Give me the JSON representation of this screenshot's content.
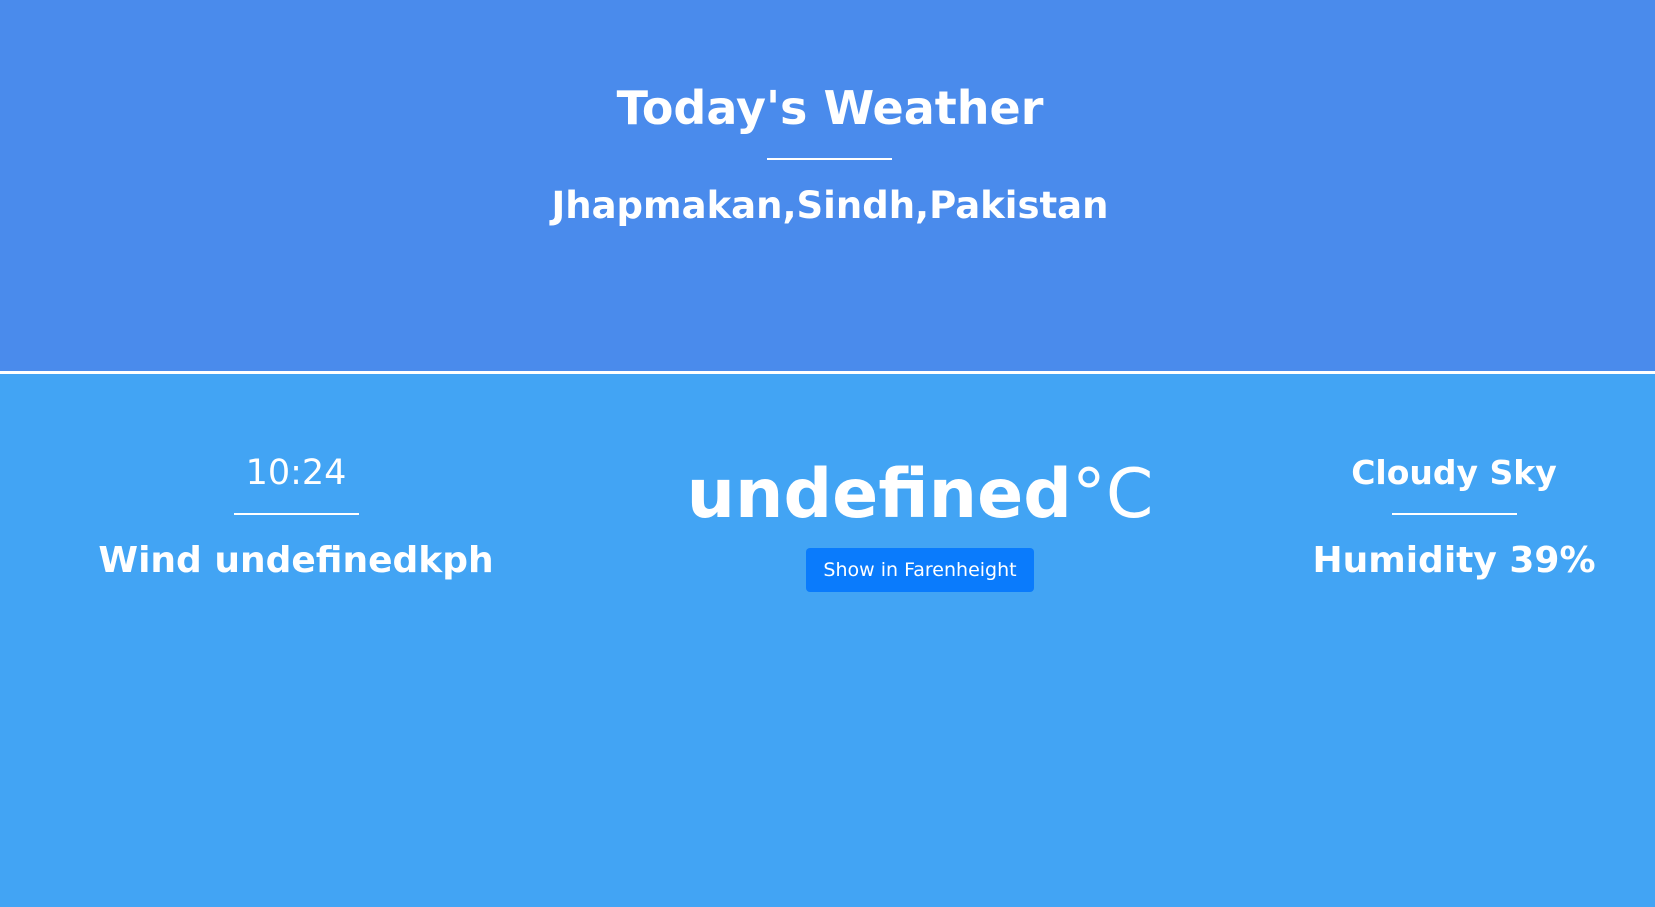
{
  "header": {
    "title": "Today's Weather",
    "location": "Jhapmakan,Sindh,Pakistan"
  },
  "left": {
    "time": "10:24",
    "wind": "Wind undefinedkph"
  },
  "center": {
    "temperature_value": "undefined",
    "temperature_unit": "°C",
    "toggle_button_label": "Show in Farenheight"
  },
  "right": {
    "condition": "Cloudy Sky",
    "humidity": "Humidity 39%"
  },
  "colors": {
    "top_background": "#4a8bec",
    "bottom_background": "#42a4f4",
    "button": "#0a7bfc",
    "text": "#ffffff"
  }
}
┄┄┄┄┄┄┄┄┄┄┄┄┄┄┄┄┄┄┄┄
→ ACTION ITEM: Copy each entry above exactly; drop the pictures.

→ WRITTEN RESPONSE:
Give me the JSON representation of this screenshot's content.
{
  "header": {
    "title": "Today's Weather",
    "location": "Jhapmakan,Sindh,Pakistan"
  },
  "left": {
    "time": "10:24",
    "wind": "Wind undefinedkph"
  },
  "center": {
    "temperature_value": "undefined",
    "temperature_unit": "°C",
    "toggle_button_label": "Show in Farenheight"
  },
  "right": {
    "condition": "Cloudy Sky",
    "humidity": "Humidity 39%"
  },
  "colors": {
    "top_background": "#4a8bec",
    "bottom_background": "#42a4f4",
    "button": "#0a7bfc",
    "text": "#ffffff"
  }
}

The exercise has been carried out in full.